The death must be registered with the Registrar of Deaths in the State in which the deceased died. There may be a time limit for this to occur so you should check the requirements of your State’s Birth, Deaths and Marriages department. The registration can be delayed in some circumstances such as where a medical certificate is issued. It is usually the next of kin of the deceased or the executor who registers the death. The deceased’s next of kin is the spouse or civil partner, unmarried partner, children, parents or siblings. Click here for more information.
On registration, a death certificate will be provided. It is a criminal offence not to register a person’s death.
Generally it will be the executor or next of kin who makes the funeral arrangements.
The courts can resolve disagreements between the deceased’s family members as to who makes the funeral arrangements if such a dispute arises. For instance, if a person died without a Will then the next of kin who is entitled to apply for Letters of Administration, such as a spouse or unmarried partner, will more likely be given priority over other family members such as the children of the deceased.
It is a good idea for the executor to obtain several certified copies of the death certificate as it will need to be provided to several banks, companies and organisations in order to apply for Probate and finalise the deceased’s affairs.
After receiving the death certificate, the executor should contact Centrelink or any other government department from which the deceased received a benefit, to enable the finalisation of these payments.
The distribution of any superannuation fund will fall outside the Will. The trustee of the superannuation fund will usually distribute these funds to the deceased’s nominated third party.

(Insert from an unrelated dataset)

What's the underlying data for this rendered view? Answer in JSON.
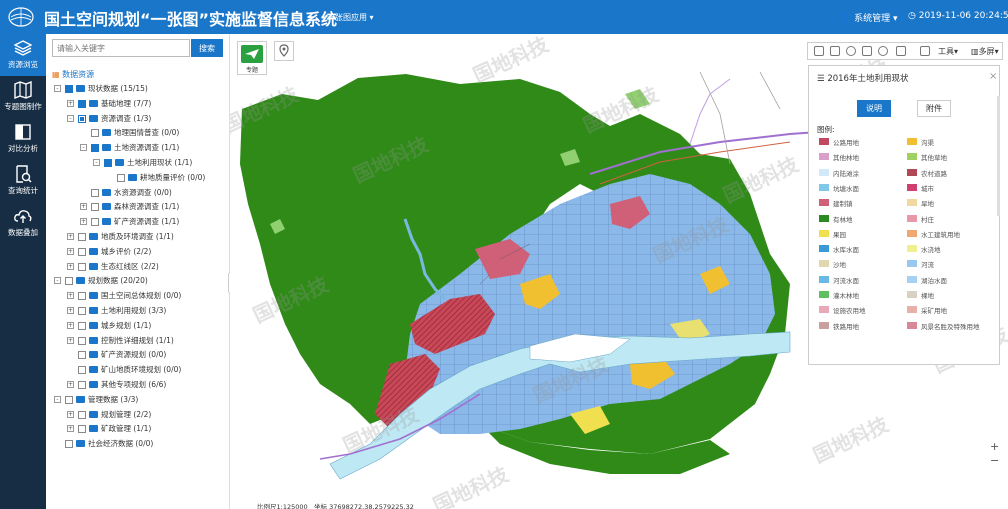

You should obtain legal advice if you or someone else wishes to contest the decision of the trustee of the deceased’s superannuation fund.